Stefan Wolpe is undoubtedly one of the most interesting figures in recent musical history. His music cannot be assigned to any one school or movement; it is replete with contradictions. The most diverse influences and trends – from jazz to highly complex serial techniques – can be detected in his works.
Born in Berlin in 1902, he studied briefly with Paul Juon and Franz Schreker. Impulses emanating from Ferruccio Busoni were of course incomparably more important; yet, above all, Wolpe was stimulated by the visual artists of the Bauhaus in Weimar where, as a young man, he attended lectures courses by Johannes Itten and Paul Klee, among others; by Dadaists such as Kurt Schwitters; and by his experiences as a member of the November Group, a radical association of artists in Berlin, for which Wolpe organized concerts and performances as a pianist.
In 1933 the Nazi regime’s takeover of power forced Wolpe to flee Berlin. First he emigrated to Jerusalem, where he taught at the conservatory from 1934 to 1938 and, simultaneously, as "musical instructor" on a kibbutz. It was also during these first years of exile that Wolpe completed short but intense courses of study with Anton Webern in Vienna and Hermann Scherchen in Brussels.
In 1938 he emigrated to America. He lived New York from that time onward and taught at various institutes. Wolpe took an interest in very diverse groups, for example, the Abstract Expressionists (i.e., Jackson Pollock, Willem de Kooning, and Mark Rothko) as well as in jazz musicians and his colleagues Edgard Varèse and John Cage.
The years he spent at Black Mountain College, a progressive school of arts in the mountains of North Carolina, where he taught from 1952 to 1956 and composed significant works, were the most fruitful period in his artistic development. Between 1956 and 1963, he traveled to Europe several times and regularly participated as a lecturer at the Darmstadt Summer Courses.

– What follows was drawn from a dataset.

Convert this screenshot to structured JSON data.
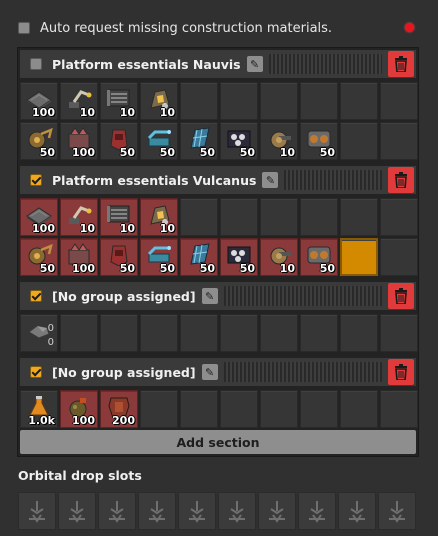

The diagnosis of Parkinson’s disease in 1963 overshadowed Wolpe’s last years until 1972, when he died as the result of this illness.